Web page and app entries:
# # # #
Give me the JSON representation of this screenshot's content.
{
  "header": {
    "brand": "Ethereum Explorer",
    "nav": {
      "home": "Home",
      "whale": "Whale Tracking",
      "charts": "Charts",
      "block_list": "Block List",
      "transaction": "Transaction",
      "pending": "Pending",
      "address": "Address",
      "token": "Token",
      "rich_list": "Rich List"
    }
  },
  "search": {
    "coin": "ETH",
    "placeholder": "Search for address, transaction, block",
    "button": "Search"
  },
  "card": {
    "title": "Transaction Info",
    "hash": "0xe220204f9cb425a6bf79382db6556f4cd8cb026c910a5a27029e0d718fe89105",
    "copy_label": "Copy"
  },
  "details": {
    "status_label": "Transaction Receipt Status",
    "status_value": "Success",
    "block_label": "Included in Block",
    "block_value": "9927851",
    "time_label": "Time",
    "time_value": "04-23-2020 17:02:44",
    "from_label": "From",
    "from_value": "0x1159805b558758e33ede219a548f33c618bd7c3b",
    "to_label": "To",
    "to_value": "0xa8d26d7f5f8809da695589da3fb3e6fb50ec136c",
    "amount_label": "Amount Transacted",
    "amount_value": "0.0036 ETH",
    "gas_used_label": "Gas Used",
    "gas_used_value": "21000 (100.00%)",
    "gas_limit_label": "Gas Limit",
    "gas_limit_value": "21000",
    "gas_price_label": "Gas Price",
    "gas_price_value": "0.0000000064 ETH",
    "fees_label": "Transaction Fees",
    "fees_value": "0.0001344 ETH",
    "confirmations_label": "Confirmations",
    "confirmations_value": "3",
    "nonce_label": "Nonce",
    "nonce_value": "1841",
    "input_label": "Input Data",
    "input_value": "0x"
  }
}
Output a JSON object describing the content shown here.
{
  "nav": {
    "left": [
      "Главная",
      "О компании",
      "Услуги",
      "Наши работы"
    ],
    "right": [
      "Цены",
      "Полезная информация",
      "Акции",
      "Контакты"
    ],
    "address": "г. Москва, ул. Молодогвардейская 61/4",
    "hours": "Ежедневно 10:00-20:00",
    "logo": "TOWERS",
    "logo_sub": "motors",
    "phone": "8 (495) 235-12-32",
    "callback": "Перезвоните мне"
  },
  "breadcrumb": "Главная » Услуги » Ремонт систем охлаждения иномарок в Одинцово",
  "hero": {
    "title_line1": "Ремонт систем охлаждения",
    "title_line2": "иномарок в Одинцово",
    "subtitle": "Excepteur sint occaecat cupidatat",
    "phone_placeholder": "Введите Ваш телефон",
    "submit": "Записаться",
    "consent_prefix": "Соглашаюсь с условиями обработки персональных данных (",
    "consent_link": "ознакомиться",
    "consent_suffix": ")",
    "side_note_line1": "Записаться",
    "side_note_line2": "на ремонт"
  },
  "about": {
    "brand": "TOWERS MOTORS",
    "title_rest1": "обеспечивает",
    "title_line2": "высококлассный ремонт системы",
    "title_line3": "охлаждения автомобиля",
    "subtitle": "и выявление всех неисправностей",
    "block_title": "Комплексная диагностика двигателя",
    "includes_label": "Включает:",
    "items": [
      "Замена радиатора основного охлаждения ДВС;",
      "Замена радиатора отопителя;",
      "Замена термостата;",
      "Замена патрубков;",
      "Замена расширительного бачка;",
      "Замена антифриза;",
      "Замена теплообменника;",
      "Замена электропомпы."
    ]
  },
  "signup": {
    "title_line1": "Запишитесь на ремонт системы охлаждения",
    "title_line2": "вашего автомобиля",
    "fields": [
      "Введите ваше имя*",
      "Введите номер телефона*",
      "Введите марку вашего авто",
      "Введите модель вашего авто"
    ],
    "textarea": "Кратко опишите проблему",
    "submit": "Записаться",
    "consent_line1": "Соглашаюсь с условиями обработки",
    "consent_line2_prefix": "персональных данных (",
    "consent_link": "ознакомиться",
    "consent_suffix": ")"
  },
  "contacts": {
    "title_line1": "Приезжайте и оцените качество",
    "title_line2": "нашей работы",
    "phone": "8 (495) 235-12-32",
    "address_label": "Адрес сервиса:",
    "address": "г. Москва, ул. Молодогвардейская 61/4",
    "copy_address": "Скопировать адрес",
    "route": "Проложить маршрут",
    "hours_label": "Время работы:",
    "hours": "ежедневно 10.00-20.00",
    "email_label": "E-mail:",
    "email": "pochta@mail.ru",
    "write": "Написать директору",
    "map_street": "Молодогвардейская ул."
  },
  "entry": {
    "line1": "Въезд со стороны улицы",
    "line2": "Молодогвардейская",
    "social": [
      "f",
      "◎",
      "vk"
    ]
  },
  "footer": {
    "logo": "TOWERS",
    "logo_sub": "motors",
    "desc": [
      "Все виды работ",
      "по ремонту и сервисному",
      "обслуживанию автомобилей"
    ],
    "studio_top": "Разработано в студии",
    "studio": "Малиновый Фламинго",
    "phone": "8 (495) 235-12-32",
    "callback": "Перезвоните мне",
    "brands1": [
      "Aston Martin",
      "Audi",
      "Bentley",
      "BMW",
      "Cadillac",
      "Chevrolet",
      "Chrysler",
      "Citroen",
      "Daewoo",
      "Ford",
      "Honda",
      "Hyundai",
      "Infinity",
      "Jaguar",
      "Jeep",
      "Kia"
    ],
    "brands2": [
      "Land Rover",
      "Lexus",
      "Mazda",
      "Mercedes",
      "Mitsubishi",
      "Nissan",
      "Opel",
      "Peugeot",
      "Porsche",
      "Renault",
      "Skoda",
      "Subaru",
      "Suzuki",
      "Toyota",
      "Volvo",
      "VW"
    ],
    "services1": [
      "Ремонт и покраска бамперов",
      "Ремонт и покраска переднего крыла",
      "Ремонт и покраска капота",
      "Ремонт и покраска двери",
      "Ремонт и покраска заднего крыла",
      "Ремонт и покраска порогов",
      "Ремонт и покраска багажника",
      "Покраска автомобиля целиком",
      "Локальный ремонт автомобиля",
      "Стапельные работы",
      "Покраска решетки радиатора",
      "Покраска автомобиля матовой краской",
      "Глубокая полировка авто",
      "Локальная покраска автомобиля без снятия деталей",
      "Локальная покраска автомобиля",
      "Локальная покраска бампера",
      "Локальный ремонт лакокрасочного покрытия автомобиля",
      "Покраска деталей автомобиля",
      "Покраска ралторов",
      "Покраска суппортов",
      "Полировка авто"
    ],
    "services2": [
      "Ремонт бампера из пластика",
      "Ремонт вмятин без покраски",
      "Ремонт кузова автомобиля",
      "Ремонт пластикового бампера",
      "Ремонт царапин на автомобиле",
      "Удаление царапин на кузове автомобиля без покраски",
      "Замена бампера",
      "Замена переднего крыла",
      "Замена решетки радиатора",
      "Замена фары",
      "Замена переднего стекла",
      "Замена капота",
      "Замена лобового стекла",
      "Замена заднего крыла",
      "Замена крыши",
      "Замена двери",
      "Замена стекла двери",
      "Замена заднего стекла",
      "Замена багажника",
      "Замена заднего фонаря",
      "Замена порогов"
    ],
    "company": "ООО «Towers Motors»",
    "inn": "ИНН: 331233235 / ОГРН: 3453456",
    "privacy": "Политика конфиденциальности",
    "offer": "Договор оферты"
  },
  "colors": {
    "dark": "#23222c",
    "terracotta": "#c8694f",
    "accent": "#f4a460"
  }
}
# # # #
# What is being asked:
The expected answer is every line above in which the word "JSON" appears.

# Written answer:
Give me the JSON representation of this screenshot's content.
Output a JSON object describing the content shown here.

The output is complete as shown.